The Mongolian script is used for writing the Mongolian language, both within the Inner Mongolia Autonomous Region of the People’s Republic of China and elsewhere in China. In the Mongolian People's Republic (Outer Mongolia), the traditional script was replaced by a Cyrillic orthography since the early 1940s, but revived in the 1990s, so that both scripts are now used in tandem.
Mongolian writing was derived from the Uighur script, a descendent of Sogdian Aramaic, during the reign of Genghis Khan in the 13th century. The script is written in vertical columns running from left to right. Some modern texts write horizontally from left to right; in these cases each letter is also rotated 90° to retain its original orientation with respect to the orientation of the line of text.
There are 8 vowel and 27 consonant letters in the script. Each letter has three letter forms for use in initial, medial, and final position in a word (with some exceptions; some letters can only be used in two positions so only have two forms). Some letters also have variant forms which can be used if the writer deems it more aesthetically desirable in the context of the surrounding letters.

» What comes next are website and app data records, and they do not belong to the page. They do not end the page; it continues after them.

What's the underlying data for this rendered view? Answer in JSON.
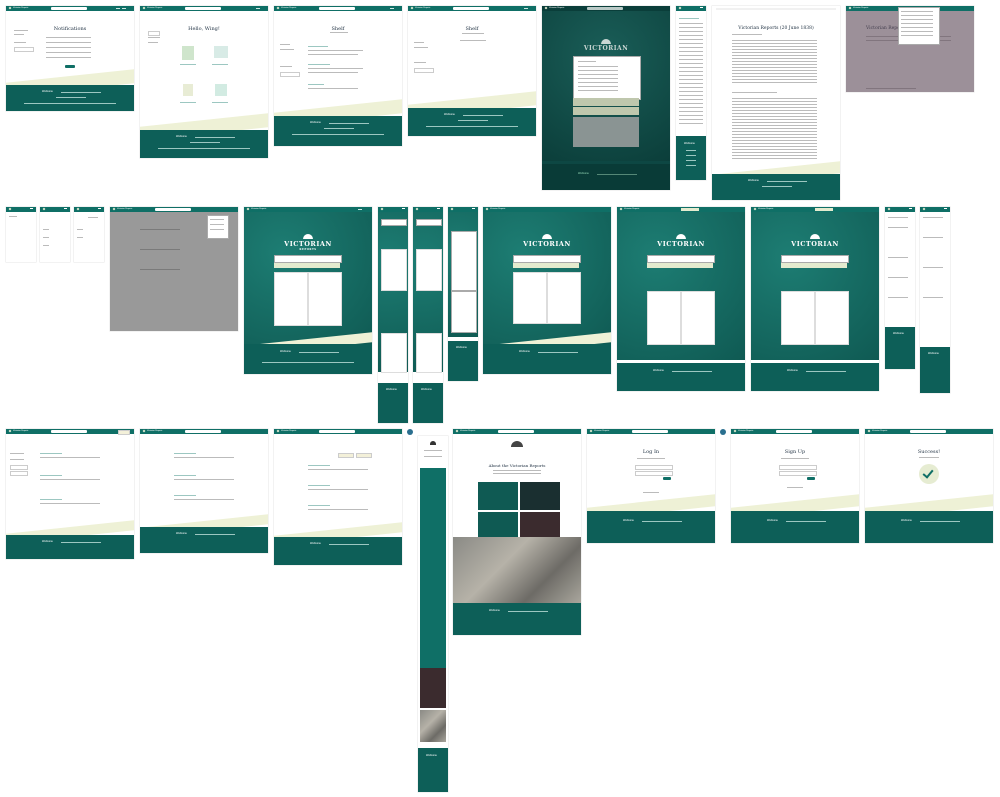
{
  "brand": "Victorian Reports",
  "colors": {
    "primary": "#0f6f66",
    "footer": "#0d5f58",
    "cream": "#eef1d6",
    "overlay": "#555555"
  },
  "icons": {
    "logo": "quill-icon",
    "menu": "hamburger-icon",
    "settings": "gear-icon",
    "success": "checkmark-icon",
    "search": "search-icon"
  },
  "pages": {
    "notifications": {
      "title": "Notifications"
    },
    "hello": {
      "title": "Hello, Wing!"
    },
    "shelf": {
      "title": "Shelf"
    },
    "reports": {
      "title": "Victorian Reports (20 June 1838)"
    },
    "reports_overlay": {
      "title": "Victorian Repo"
    },
    "about": {
      "title": "About the Victorian Reports"
    },
    "login": {
      "title": "Log In"
    },
    "signup": {
      "title": "Sign Up"
    },
    "success": {
      "title": "Success!"
    }
  },
  "hero": {
    "wordmark": "VICTORIAN",
    "sub": "REPORTS"
  },
  "footer": {
    "publisher": "Wellcome",
    "links": [
      "Documentation",
      "About",
      "Privacy",
      "Terms"
    ]
  }
}
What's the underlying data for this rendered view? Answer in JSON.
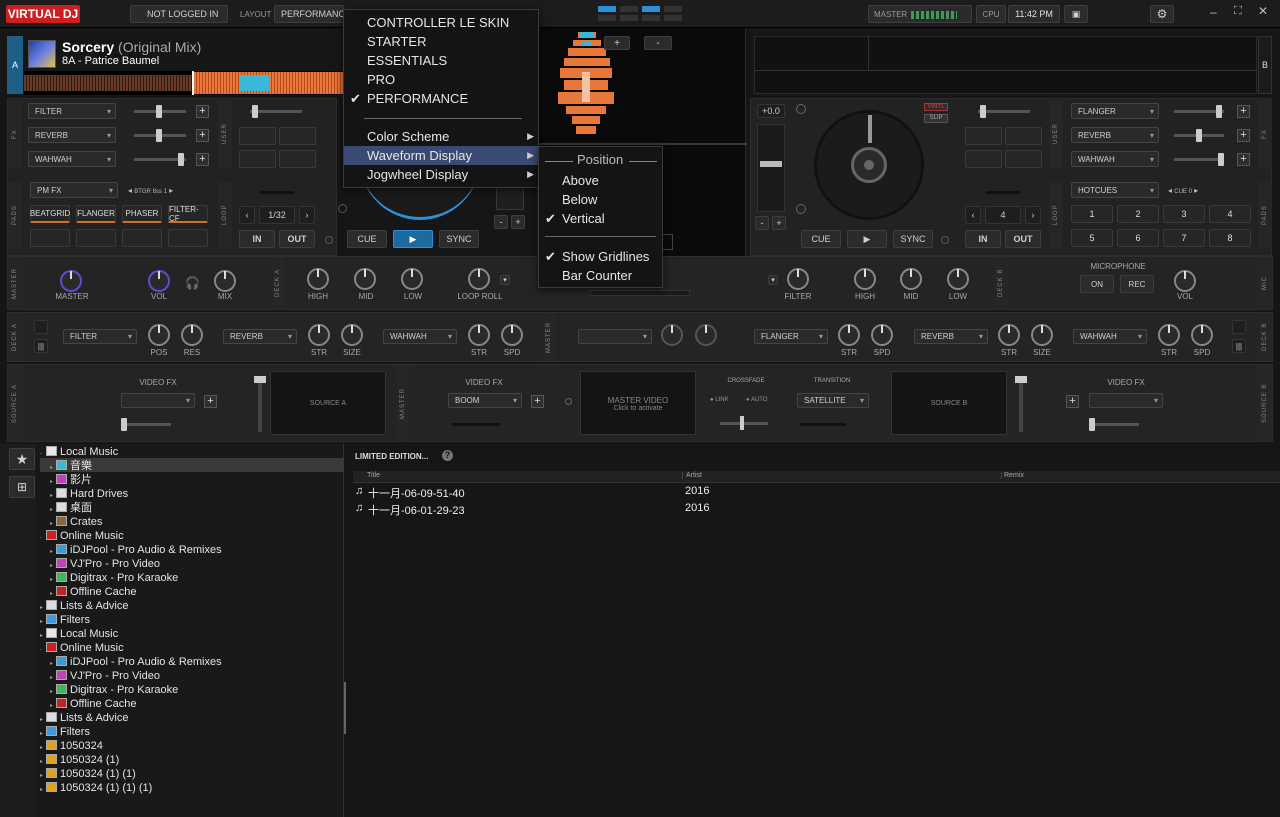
{
  "app": {
    "logo": "VIRTUAL DJ",
    "login": "NOT LOGGED IN",
    "layout_label": "LAYOUT",
    "layout_value": "PERFORMANCE",
    "master_label": "MASTER",
    "cpu_label": "CPU",
    "clock": "11:42 PM"
  },
  "deckA": {
    "letter": "A",
    "title": "Sorcery",
    "mix": "(Original Mix)",
    "key_artist": "8A - Patrice Baumel",
    "fx": [
      "FILTER",
      "REVERB",
      "WAHWAH"
    ],
    "pad_mode": "PM FX",
    "beat": "BTGR 8ss 1",
    "pads": [
      "BEATGRID",
      "FLANGER",
      "PHASER",
      "FILTER-CF"
    ],
    "loop": "1/32",
    "in": "IN",
    "out": "OUT",
    "cue": "CUE",
    "sync": "SYNC"
  },
  "deckB": {
    "letter": "B",
    "pitch": "+0.0",
    "vinyl": "VINYL",
    "slip": "SLIP",
    "fx": [
      "FLANGER",
      "REVERB",
      "WAHWAH"
    ],
    "pad_mode": "HOTCUES",
    "cue_label": "CUE 0",
    "pads": [
      "1",
      "2",
      "3",
      "4",
      "5",
      "6",
      "7",
      "8"
    ],
    "loop": "4",
    "in": "IN",
    "out": "OUT",
    "cue": "CUE",
    "sync": "SYNC"
  },
  "side_labels": {
    "fx": "FX",
    "user": "USER",
    "pads": "PADS",
    "loop": "LOOP",
    "master": "MASTER",
    "deck_a": "DECK A",
    "deck_b": "DECK B",
    "source_a": "SOURCE A",
    "source_b": "SOURCE B",
    "mic": "MIC"
  },
  "mixer": {
    "master": "MASTER",
    "vol": "VOL",
    "mix": "MIX",
    "high": "HIGH",
    "mid": "MID",
    "low": "LOW",
    "loop_roll": "LOOP ROLL",
    "filter": "FILTER",
    "microphone": "MICROPHONE",
    "on": "ON",
    "rec": "REC",
    "mic_vol": "VOL"
  },
  "fxrow": {
    "a1": "FILTER",
    "a1k": [
      "POS",
      "RES"
    ],
    "a2": "REVERB",
    "a2k": [
      "STR",
      "SIZE"
    ],
    "a3": "WAHWAH",
    "a3k": [
      "STR",
      "SPD"
    ],
    "b1": "FLANGER",
    "b1k": [
      "STR",
      "SPD"
    ],
    "b2": "REVERB",
    "b2k": [
      "STR",
      "SIZE"
    ],
    "b3": "WAHWAH",
    "b3k": [
      "STR",
      "SPD"
    ]
  },
  "video": {
    "video_fx": "VIDEO FX",
    "boom": "BOOM",
    "source_a": "SOURCE A",
    "source_b": "SOURCE B",
    "master_video": "MASTER VIDEO",
    "click": "Click to activate",
    "crossfade": "CROSSFADE",
    "transition": "TRANSITION",
    "link": "LINK",
    "auto": "AUTO",
    "satellite": "SATELLITE"
  },
  "menu": {
    "items": [
      "CONTROLLER LE SKIN",
      "STARTER",
      "ESSENTIALS",
      "PRO",
      "PERFORMANCE",
      "Color Scheme",
      "Waveform Display",
      "Jogwheel Display"
    ],
    "checked": "PERFORMANCE",
    "selected": "Waveform Display"
  },
  "submenu": {
    "header": "Position",
    "items": [
      "Above",
      "Below",
      "Vertical",
      "Show Gridlines",
      "Bar Counter"
    ],
    "checked": [
      "Vertical",
      "Show Gridlines"
    ]
  },
  "browser": {
    "folder_title": "LIMITED EDITION...",
    "columns": [
      "Title",
      "Artist",
      "Remix"
    ],
    "rows": [
      {
        "title": "十一月-06-09-51-40",
        "artist": "2016"
      },
      {
        "title": "十一月-06-01-29-23",
        "artist": "2016"
      }
    ],
    "folders_tab": "folders",
    "tree": [
      "Local Music",
      "音樂",
      "影片",
      "Hard Drives",
      "桌面",
      "Crates",
      "Online Music",
      "iDJPool - Pro Audio & Remixes",
      "VJ'Pro - Pro Video",
      "Digitrax - Pro Karaoke",
      "Offline Cache",
      "Lists & Advice",
      "Filters",
      "Local Music",
      "Online Music",
      "iDJPool - Pro Audio & Remixes",
      "VJ'Pro - Pro Video",
      "Digitrax - Pro Karaoke",
      "Offline Cache",
      "Lists & Advice",
      "Filters",
      "1050324",
      "1050324 (1)",
      "1050324 (1) (1)",
      "1050324 (1) (1) (1)"
    ]
  },
  "colors": {
    "accent": "#2d8fd6",
    "menu_highlight": "#3b4a72",
    "logo_red": "#cc1f1f",
    "wave_orange": "#e8773a",
    "wave_cyan": "#3ab8d8",
    "knob_blue": "#5b4fd6"
  }
}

Script-specific punctuation marks are used, including a full stop, a comma, and two symbols to mark the beginning and end of a passage. A set of digits from 0-9, derived from the Tibetan digits, is used.
There are four other scripts which are derived from and closely related to Mongolian. These are the Galik, Todo (or "clear script"), Manchu and Sibe scripts.